Viviane: A Novel
“You are not entirely sure, but it seems to you that four or five hours ago, you did something that you shouldn’t have. You try to recall what you did, to reconstruct the sequence of your actions, but whenever you remember something instead of automatically calling the next action to mind, it stumbles into the hole your memory has become.
Actually, you aren’t even certain that you returned a little while ago to that other apartment you’ve been visiting secretly for years. The contours, the masses, the colors and décor all meld in the distance. That man who received you there, did he even exist? And anyway, if you had done something wrong, you would not be sitting idly here.”
Lately, Viviane Elisabeth Fauville–who is a communications officer at a large firm, a respectable wife, and mother of a 9-month-old baby–seems to suffer from mental confusion. She is unable to recall what she did on the night when her analyst was assassinated. As it turns out, saying to the police that she visited her mother–who died 10 years ago–was simply not a bright idea. Now that the police have started to conduct intense interviews, the chaos of Viviane’s personal life, and her story is beginning to be brought to light…
With a devastating sense of humor, Julia Deck composes a debut novel that starts as a crime story but mutates into vaudeville.

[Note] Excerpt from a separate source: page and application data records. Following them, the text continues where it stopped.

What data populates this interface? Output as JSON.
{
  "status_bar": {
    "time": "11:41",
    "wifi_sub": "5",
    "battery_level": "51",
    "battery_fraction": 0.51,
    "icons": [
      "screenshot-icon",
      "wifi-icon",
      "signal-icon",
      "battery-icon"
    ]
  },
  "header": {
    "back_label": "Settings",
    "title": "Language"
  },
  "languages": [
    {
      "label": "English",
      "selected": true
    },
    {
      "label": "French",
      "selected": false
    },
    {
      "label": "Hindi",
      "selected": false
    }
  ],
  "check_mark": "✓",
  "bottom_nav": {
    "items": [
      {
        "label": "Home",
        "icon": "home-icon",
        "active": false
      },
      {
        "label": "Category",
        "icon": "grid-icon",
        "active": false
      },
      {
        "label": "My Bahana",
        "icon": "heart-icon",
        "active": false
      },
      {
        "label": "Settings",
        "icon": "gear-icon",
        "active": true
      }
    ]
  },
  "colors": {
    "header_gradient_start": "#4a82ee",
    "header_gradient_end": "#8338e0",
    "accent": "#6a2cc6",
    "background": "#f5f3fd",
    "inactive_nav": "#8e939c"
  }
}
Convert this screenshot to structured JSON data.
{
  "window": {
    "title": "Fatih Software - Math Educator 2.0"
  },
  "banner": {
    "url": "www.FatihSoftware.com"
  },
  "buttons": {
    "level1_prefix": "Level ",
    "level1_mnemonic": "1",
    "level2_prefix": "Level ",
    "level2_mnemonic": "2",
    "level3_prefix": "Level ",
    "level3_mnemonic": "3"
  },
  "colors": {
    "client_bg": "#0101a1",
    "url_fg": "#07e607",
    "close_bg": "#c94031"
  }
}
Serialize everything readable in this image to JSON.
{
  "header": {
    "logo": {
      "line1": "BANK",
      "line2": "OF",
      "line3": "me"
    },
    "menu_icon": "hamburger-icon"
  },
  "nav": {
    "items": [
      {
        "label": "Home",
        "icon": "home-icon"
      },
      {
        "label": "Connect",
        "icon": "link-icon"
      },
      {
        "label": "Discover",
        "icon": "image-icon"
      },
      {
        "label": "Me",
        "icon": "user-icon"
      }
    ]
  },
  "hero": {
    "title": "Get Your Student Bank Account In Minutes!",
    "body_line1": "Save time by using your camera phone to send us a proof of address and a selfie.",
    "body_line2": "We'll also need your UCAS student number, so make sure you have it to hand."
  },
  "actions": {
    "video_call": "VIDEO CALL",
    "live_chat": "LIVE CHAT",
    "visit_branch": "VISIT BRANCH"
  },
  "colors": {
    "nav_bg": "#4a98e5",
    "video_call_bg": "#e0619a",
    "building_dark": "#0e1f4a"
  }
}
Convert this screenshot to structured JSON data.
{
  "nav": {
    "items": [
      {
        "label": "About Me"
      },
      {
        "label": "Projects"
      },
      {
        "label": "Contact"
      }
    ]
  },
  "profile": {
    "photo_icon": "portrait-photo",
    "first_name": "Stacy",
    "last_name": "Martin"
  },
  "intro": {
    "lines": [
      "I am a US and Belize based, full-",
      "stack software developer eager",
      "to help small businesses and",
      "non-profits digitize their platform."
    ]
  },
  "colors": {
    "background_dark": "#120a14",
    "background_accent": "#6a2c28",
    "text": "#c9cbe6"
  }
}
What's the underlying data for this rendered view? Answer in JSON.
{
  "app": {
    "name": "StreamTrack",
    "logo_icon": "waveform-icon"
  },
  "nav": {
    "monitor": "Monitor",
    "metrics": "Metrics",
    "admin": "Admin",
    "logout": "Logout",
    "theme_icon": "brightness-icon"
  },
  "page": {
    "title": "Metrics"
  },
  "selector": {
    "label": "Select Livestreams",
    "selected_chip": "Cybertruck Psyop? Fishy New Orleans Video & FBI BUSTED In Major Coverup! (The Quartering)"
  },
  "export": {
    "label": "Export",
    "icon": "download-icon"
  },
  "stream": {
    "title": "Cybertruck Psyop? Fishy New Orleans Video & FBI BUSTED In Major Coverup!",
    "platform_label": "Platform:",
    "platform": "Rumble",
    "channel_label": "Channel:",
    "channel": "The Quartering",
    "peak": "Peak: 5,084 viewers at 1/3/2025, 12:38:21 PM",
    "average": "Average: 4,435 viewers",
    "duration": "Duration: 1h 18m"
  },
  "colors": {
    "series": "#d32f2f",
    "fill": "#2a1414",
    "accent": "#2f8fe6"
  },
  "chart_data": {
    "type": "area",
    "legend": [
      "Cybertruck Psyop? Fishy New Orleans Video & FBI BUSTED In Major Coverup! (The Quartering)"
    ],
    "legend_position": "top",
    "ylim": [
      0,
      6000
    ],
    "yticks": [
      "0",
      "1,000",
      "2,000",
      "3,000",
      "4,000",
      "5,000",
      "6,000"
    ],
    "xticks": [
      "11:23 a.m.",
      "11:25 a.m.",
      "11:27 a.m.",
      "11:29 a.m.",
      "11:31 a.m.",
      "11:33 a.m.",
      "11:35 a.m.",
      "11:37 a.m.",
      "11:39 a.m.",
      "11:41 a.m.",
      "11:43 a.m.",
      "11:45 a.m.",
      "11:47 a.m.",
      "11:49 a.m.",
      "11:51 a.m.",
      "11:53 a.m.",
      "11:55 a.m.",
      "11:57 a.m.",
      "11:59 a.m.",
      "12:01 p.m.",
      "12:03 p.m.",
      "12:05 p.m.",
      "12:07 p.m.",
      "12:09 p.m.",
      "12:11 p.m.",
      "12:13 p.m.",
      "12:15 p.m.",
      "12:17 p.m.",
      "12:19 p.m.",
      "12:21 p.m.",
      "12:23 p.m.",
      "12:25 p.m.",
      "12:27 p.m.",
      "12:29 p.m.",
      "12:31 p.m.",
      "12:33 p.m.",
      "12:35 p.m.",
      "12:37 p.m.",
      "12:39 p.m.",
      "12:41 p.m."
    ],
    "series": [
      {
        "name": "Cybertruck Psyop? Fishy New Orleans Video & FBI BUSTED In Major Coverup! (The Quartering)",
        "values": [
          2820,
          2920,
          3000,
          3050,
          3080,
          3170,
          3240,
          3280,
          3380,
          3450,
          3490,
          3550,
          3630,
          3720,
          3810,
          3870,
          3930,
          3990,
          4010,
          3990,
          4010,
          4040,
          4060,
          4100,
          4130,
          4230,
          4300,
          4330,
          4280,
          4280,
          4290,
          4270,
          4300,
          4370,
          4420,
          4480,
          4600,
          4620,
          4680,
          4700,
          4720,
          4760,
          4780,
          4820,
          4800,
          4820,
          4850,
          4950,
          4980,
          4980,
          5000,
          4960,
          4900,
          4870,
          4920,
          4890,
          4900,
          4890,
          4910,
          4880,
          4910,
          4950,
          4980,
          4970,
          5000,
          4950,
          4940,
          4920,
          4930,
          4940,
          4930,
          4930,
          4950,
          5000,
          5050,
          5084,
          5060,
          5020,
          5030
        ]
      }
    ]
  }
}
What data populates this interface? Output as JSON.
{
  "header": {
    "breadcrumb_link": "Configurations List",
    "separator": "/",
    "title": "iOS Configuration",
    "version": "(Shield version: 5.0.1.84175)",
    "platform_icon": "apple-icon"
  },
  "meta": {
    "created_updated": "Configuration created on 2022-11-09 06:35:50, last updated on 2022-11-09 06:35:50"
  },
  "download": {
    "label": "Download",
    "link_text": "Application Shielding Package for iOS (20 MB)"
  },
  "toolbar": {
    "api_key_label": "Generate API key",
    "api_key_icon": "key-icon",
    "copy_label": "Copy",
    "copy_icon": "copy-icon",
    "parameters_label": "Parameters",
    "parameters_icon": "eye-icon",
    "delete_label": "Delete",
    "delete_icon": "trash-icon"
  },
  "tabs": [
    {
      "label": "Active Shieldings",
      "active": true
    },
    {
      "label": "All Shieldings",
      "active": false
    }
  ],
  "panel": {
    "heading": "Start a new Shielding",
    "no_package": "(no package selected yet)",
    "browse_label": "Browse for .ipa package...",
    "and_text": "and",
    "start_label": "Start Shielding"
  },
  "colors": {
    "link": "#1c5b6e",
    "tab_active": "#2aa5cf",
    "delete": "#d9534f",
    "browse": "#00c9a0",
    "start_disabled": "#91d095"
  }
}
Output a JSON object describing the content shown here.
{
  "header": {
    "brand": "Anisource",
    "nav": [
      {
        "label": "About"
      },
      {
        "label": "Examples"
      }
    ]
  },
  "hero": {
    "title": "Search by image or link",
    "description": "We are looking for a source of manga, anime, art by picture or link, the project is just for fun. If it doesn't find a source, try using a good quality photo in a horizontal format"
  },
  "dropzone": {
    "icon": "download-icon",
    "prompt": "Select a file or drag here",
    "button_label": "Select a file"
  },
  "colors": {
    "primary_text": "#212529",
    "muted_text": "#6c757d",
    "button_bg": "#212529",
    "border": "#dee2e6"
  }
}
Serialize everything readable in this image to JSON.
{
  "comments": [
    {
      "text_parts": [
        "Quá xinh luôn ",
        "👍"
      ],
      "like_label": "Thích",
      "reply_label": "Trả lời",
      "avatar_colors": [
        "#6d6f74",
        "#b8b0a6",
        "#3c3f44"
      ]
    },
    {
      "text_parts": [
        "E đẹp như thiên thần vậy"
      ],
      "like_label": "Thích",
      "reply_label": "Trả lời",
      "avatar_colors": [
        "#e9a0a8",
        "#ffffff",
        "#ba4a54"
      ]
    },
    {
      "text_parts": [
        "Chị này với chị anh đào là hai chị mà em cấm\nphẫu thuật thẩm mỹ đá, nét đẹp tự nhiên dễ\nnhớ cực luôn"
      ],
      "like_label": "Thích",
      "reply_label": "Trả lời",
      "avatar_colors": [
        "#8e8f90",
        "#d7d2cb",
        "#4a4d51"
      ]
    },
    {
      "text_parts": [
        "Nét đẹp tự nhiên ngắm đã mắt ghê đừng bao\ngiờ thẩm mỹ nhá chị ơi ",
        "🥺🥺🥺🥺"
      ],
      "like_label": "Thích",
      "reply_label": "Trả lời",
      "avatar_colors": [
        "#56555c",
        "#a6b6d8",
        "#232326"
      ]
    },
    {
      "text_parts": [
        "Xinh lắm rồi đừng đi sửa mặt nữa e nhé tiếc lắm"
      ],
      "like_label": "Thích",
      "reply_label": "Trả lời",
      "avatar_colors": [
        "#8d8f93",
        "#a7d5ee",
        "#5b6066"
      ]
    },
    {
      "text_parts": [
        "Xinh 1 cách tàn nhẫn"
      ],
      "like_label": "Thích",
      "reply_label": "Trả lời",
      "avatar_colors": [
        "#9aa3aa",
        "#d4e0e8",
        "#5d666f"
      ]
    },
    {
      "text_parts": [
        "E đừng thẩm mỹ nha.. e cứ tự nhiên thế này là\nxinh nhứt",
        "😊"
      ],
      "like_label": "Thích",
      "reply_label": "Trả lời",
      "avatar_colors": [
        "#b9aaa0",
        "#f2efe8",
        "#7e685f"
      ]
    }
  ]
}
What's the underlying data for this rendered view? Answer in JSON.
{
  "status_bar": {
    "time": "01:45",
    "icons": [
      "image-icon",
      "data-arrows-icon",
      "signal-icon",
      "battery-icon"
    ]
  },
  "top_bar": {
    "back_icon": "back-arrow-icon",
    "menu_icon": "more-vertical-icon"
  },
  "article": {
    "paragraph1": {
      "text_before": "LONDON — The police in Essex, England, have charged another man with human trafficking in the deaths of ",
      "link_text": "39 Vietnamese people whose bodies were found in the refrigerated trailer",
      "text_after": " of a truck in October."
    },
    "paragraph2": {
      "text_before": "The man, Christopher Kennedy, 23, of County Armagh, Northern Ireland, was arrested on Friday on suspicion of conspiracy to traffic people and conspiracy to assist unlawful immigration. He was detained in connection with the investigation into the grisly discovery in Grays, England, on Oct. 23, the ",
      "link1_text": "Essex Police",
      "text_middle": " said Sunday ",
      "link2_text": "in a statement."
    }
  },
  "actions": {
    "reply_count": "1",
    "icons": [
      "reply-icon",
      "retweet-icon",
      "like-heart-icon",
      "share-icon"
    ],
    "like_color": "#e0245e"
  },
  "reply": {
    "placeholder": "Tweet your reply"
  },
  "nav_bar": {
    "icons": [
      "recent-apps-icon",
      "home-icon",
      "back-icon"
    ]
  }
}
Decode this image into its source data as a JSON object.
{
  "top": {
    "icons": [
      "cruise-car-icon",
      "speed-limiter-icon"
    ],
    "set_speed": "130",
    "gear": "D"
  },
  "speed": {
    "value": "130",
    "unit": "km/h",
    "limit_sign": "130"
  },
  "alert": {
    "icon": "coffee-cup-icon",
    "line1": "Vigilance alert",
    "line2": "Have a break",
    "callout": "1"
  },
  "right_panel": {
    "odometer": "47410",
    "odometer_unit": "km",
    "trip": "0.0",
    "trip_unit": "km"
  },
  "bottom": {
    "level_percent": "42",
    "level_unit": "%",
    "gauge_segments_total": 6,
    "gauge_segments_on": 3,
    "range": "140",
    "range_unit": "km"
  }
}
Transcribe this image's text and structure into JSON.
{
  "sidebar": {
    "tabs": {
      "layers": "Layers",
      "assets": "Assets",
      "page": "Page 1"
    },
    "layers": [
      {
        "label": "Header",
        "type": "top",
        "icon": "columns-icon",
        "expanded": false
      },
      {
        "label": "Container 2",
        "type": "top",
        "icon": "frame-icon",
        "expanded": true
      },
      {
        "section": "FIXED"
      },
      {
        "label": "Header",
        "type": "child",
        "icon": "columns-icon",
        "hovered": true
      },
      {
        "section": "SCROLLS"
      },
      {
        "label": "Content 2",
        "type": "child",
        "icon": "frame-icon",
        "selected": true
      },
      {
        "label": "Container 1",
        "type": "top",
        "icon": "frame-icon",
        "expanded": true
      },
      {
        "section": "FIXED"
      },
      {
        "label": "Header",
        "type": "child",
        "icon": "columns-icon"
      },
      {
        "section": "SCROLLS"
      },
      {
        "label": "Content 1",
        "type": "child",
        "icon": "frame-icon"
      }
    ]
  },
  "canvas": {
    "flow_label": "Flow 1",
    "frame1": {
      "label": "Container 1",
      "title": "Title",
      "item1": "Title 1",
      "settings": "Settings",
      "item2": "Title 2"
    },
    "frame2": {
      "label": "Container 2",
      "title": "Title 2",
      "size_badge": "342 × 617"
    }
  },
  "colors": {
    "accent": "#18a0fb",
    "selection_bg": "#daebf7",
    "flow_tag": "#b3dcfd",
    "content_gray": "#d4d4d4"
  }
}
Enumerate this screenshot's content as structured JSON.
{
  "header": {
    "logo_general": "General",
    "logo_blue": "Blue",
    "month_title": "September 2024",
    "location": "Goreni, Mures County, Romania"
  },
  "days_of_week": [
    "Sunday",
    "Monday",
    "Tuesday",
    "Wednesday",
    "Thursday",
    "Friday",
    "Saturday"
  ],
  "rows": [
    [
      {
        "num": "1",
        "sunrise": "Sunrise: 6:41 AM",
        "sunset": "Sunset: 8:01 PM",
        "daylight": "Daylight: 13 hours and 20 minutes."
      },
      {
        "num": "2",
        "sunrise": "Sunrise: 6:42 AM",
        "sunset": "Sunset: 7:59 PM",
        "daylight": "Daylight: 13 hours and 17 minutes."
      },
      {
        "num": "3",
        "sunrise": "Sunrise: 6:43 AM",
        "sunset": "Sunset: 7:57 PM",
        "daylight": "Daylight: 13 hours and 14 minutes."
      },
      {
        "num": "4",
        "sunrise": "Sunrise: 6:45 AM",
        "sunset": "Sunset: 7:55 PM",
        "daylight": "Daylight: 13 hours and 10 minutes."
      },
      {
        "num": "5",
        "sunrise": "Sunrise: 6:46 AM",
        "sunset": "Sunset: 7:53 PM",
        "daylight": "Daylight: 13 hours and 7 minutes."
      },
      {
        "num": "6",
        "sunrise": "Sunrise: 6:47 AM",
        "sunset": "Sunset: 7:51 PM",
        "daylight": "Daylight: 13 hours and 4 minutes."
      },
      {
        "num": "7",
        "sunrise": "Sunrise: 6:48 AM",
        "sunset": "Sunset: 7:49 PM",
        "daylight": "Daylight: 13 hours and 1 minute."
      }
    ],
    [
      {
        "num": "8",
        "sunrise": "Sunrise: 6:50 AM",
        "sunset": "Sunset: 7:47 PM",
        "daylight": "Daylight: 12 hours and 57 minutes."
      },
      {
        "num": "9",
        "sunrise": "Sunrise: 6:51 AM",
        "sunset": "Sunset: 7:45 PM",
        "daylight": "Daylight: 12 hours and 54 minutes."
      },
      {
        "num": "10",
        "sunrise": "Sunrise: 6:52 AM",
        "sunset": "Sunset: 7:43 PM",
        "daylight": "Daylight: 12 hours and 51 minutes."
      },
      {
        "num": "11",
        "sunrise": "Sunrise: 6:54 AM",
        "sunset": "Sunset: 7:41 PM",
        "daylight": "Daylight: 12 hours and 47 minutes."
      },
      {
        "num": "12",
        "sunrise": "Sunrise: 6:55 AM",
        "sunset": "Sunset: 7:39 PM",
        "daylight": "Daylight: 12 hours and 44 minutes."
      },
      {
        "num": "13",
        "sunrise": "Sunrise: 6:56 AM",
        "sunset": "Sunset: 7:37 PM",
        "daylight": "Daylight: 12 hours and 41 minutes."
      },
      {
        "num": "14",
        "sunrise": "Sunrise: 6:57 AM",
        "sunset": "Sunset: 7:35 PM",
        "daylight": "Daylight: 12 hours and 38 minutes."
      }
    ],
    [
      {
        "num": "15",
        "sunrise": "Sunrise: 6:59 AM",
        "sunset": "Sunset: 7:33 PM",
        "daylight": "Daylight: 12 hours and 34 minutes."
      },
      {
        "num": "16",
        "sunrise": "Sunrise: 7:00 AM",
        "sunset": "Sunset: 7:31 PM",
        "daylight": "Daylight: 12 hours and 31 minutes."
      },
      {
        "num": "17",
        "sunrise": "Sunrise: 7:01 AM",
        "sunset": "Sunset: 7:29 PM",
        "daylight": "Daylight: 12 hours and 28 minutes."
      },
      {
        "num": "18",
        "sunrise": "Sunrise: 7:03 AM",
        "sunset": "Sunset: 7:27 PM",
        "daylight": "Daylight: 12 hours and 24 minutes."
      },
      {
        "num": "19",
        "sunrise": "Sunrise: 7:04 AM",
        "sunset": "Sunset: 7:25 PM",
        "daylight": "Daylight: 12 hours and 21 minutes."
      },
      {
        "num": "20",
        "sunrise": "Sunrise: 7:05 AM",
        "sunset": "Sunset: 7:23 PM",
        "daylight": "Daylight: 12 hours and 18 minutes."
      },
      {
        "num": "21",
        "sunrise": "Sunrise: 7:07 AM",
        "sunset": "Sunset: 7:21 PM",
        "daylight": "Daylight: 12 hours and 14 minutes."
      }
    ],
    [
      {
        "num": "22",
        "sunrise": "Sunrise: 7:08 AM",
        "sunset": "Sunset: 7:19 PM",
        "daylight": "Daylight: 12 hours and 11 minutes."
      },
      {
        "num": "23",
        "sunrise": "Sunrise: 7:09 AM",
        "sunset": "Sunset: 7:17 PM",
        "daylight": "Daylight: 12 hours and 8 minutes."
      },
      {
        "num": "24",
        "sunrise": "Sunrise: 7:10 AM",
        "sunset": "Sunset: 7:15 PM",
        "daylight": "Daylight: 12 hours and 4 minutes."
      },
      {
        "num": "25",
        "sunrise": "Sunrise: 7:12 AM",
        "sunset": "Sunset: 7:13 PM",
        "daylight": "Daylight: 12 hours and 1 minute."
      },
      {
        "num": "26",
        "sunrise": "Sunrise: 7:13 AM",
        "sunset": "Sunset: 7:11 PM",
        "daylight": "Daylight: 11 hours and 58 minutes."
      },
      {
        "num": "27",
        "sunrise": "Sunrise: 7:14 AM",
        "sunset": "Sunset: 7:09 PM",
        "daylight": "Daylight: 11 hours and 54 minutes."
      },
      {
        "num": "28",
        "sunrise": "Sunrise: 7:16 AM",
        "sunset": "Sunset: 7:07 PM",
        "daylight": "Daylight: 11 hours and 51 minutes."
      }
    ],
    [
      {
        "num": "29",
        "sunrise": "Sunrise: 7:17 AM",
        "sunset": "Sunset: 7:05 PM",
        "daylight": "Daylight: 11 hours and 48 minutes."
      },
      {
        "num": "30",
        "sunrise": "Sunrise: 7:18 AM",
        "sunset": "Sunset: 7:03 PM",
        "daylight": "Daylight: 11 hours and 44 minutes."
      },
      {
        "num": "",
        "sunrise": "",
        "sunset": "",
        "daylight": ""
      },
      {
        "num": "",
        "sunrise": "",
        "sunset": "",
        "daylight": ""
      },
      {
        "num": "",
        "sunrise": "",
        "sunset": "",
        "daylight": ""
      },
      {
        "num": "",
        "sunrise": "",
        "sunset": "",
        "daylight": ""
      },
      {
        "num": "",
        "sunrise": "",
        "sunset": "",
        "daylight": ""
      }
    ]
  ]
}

As is the case for her genius predecessors—Perec, Butor and Echenoz—Deck’s conception of this genre is primarily a matter of language, and she plays gracefully with it, creating the highest pleasure for her reader.
Viviane: A Novel by Julia Deck, a novel translated by Linda Coverdale (New Press, 2014)